***** DATA
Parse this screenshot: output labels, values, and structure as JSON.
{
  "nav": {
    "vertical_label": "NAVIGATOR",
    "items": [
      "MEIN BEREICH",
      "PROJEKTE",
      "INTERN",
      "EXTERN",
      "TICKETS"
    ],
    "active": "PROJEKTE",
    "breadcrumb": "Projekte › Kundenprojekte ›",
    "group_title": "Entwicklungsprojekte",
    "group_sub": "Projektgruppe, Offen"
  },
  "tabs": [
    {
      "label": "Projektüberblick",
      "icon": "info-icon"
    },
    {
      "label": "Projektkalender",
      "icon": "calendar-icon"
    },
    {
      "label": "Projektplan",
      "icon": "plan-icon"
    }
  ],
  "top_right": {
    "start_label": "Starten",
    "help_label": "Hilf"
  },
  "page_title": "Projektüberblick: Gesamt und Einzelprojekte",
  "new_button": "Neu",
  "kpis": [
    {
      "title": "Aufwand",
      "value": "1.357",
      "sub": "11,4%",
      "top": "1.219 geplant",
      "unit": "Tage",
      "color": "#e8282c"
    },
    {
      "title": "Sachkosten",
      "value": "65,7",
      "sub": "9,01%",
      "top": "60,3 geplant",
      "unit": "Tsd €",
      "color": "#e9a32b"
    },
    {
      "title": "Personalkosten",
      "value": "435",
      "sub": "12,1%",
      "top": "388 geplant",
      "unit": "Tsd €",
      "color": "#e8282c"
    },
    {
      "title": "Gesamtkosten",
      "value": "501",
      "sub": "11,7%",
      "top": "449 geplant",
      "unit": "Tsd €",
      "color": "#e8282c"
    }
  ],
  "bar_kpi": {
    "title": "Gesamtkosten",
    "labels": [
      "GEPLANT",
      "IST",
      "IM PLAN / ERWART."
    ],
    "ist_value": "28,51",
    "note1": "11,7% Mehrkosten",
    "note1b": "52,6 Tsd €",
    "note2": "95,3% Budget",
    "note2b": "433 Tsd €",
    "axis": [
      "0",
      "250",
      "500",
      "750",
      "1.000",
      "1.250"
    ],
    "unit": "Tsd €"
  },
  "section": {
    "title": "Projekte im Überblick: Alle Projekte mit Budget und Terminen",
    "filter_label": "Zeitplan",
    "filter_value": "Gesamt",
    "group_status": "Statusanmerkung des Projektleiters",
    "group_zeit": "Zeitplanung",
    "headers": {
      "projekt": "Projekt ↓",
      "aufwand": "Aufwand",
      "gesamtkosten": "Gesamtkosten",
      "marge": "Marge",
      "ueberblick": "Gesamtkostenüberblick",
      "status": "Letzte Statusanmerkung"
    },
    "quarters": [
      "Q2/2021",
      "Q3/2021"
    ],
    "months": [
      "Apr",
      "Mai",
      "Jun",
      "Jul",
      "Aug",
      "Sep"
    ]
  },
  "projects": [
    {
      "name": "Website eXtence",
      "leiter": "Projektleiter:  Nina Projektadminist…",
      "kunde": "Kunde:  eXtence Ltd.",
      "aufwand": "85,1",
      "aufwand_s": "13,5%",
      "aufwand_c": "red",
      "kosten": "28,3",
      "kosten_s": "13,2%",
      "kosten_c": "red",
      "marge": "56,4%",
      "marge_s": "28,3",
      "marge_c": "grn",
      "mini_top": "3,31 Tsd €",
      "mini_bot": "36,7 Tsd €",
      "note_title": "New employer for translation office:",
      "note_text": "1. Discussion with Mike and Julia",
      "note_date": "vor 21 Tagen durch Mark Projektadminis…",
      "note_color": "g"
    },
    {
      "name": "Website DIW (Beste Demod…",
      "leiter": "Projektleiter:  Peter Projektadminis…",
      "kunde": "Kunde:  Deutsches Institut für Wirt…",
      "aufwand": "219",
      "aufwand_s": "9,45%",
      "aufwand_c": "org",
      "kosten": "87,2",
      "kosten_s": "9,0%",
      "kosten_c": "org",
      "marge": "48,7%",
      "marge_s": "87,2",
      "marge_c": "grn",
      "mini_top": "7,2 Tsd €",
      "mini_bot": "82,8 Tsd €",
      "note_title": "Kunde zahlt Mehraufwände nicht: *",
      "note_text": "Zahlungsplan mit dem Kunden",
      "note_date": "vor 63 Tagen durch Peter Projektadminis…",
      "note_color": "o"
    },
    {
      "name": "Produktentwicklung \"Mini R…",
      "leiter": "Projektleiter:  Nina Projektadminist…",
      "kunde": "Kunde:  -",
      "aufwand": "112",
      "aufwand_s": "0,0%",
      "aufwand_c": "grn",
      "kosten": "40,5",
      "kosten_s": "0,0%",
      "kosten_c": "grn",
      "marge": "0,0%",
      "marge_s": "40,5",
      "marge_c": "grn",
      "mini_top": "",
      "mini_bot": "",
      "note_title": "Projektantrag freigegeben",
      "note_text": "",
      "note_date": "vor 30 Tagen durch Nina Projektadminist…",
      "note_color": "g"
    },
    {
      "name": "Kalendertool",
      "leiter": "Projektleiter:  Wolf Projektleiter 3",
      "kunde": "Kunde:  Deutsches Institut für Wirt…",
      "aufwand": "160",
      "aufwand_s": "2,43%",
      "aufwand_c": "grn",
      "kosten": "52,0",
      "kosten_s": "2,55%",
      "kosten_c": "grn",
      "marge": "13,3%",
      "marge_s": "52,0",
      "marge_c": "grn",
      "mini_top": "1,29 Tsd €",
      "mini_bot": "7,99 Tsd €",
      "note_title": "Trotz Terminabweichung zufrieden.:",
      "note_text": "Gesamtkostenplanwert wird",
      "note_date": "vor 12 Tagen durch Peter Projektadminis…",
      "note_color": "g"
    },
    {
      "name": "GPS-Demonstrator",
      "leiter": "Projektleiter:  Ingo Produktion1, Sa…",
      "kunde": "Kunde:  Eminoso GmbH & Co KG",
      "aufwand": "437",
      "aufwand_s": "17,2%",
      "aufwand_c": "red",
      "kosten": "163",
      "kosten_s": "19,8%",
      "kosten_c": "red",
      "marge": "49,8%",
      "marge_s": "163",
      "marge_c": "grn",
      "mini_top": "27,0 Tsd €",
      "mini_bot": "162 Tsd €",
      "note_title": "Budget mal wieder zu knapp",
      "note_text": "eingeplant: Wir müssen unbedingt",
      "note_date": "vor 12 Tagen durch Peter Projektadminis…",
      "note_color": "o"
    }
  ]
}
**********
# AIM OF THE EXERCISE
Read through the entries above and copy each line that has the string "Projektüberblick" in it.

# EXERCISE ANSWER
      "label": "Projektüberblick",
  "page_title": "Projektüberblick: Gesamt und Einzelprojekte",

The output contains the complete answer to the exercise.